Crucially, the analysis also found a significant correlation between flash drought occurrences and the seasonal movement of the Madden–Julian Oscillation — a recurring, eastward-moving weather system that governs rainfall in tropical regions. However, researchers are thus far unsure whether this relationship results predominantly from shifts in temperature, increased transport of dust and sediment across the Atlantic Ocean, tropical-wave modulation, or other factors.

The researchers describe how their analysis also suggests flash droughts are becoming more frequent and intense in the tropics with climate change, similar to storms. 

One key finding of a recent study about tropical flash droughts is that they correlate significantly with the timing of the Madden–Julian Oscillation, a recurring, large-scale weather system affecting the tropics. Image courtesy of U.S. National Oceanic and Atmospheric Administration

“A warming planet results in more moisture available in the atmosphere overall, which means that the kinds of short-term precipitation events common to the Caribbean will increase in intensity,” Ramseyer said. “Meanwhile, droughts are becoming higher in magnitude, so climate change is altering both extremes.”

According to the researchers, this study confirms two things: that the EDDI is a more useful and reliable predictor for tropical flash droughts than soil-moisture monitoring and that the Caribbean Basin is uniquely susceptible to these flash droughts. They emphasize, however, that more research is necessary to understand the specific causes of these droughts and to inform best practices for preparation and adaptation.

For farmers, the stakes of these gaps in knowledge are high. Study authors write, for example, that crop insurance policies in Puerto Rico and the U.S. Virgin Islands often are tied to specific drought definitions as specified by the U.S. Drought Monitor. However, these existing definitions are not well-suited to flash droughts, as they often overlook them or underestimate their effects. Expanded scientific inquiry can inform more robust definitions that take into account the unique meteorological circumstances of tropical regions, the researchers contend.

Read the full study, “Atmospheric Flash Drought in the Caribbean,” in the Journal of Hydrometeorology.
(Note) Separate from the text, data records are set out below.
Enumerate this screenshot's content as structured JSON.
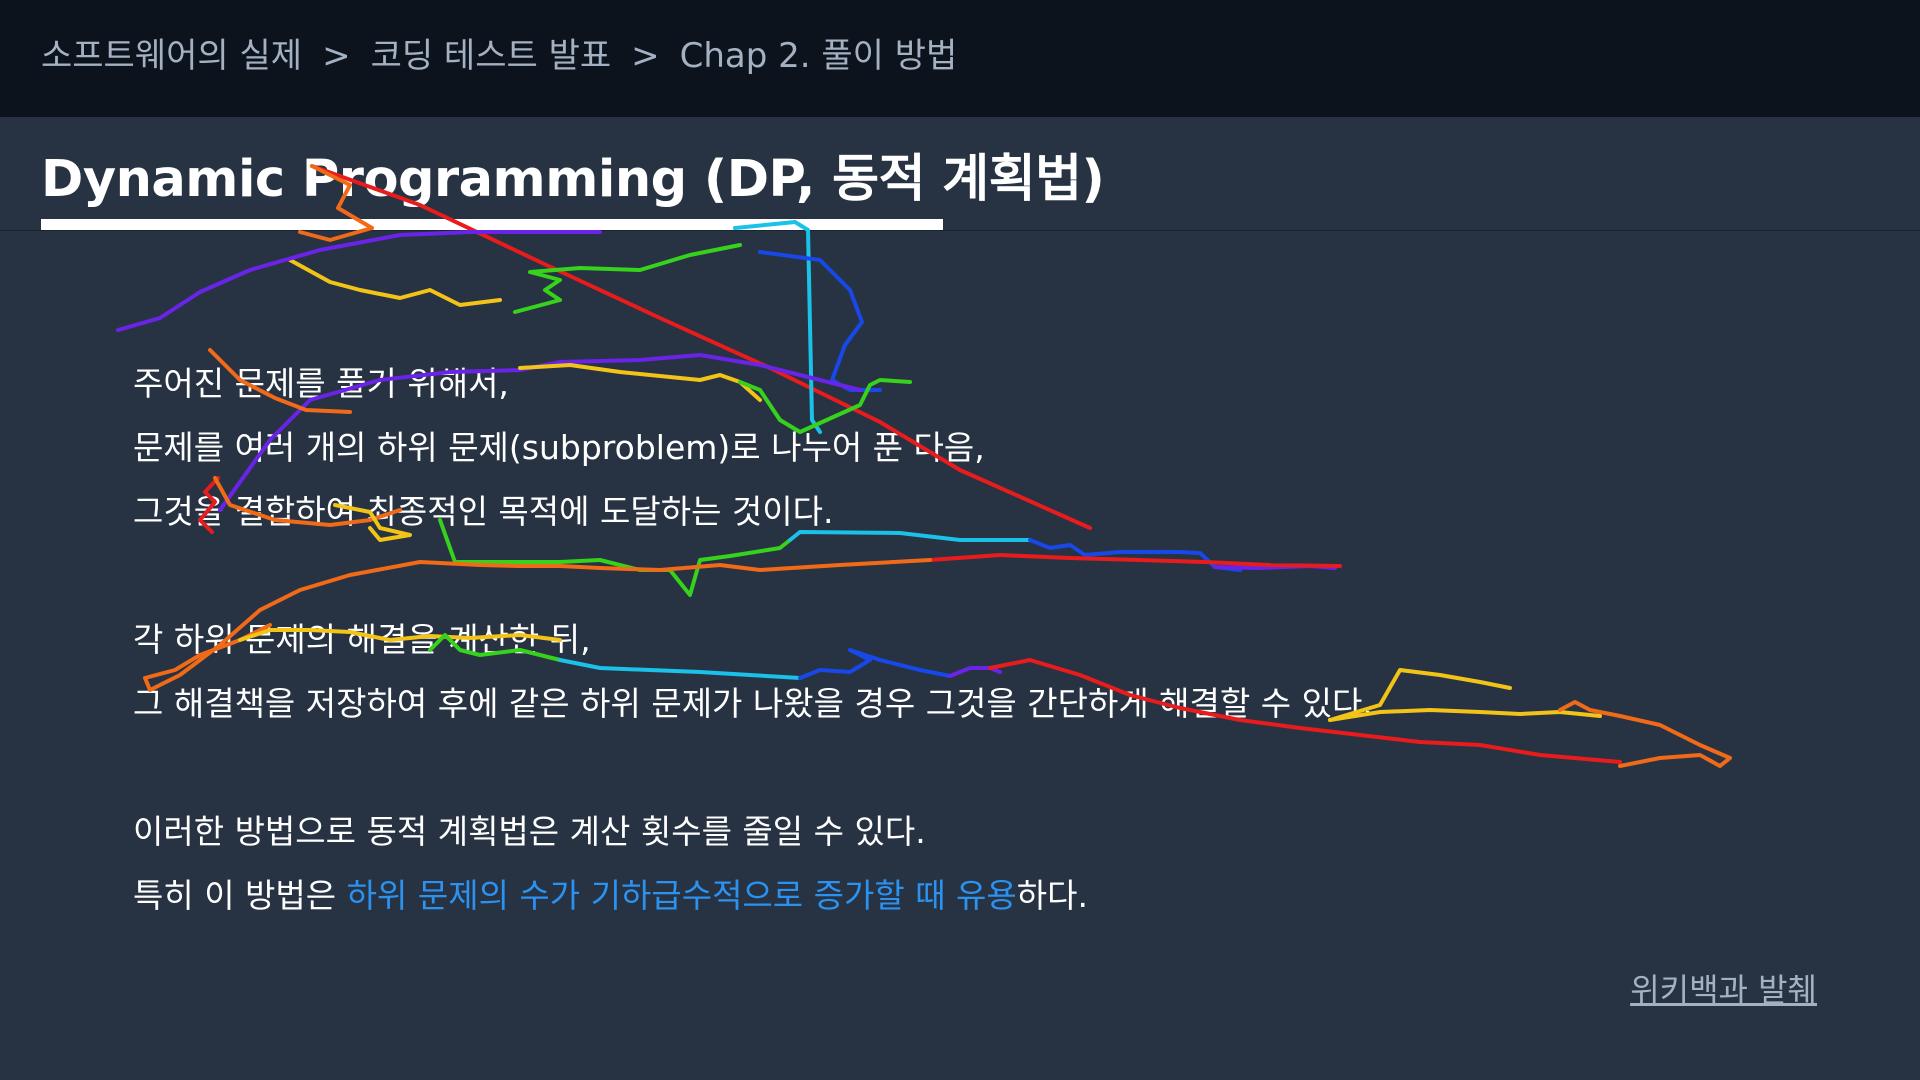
{
  "breadcrumb": {
    "items": [
      "소프트웨어의 실제",
      "코딩 테스트 발표",
      "Chap 2. 풀이 방법"
    ],
    "separator": ">"
  },
  "title": "Dynamic Programming (DP, 동적 계획법)",
  "body": {
    "p1": "주어진 문제를 풀기 위해서,",
    "p2": "문제를 여러 개의 하위 문제(subproblem)로 나누어 푼 다음,",
    "p3": "그것을 결합하여 최종적인 목적에 도달하는 것이다.",
    "p4": "각 하위 문제의 해결을 계산한 뒤,",
    "p5": "그 해결책을 저장하여 후에 같은 하위 문제가 나왔을 경우 그것을 간단하게 해결할 수 있다.",
    "p6": "이러한 방법으로 동적 계획법은 계산 횟수를 줄일 수 있다.",
    "p7_prefix": "특히 이 방법은 ",
    "p7_highlight": "하위 문제의 수가 기하급수적으로 증가할 때 유용",
    "p7_suffix": "하다."
  },
  "source_link": "위키백과 발췌",
  "colors": {
    "topbar": "#0c131c",
    "background": "#273343",
    "breadcrumb_text": "#a3b1c2",
    "highlight": "#2b92f0"
  }
}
Justin Jacques is editor of Stormwater Report and a staff member of the Water Environment Federation (WEF). In addition to writing for WEF’s online publications, he also contributes to Water Environment & Technology magazine. Contact him at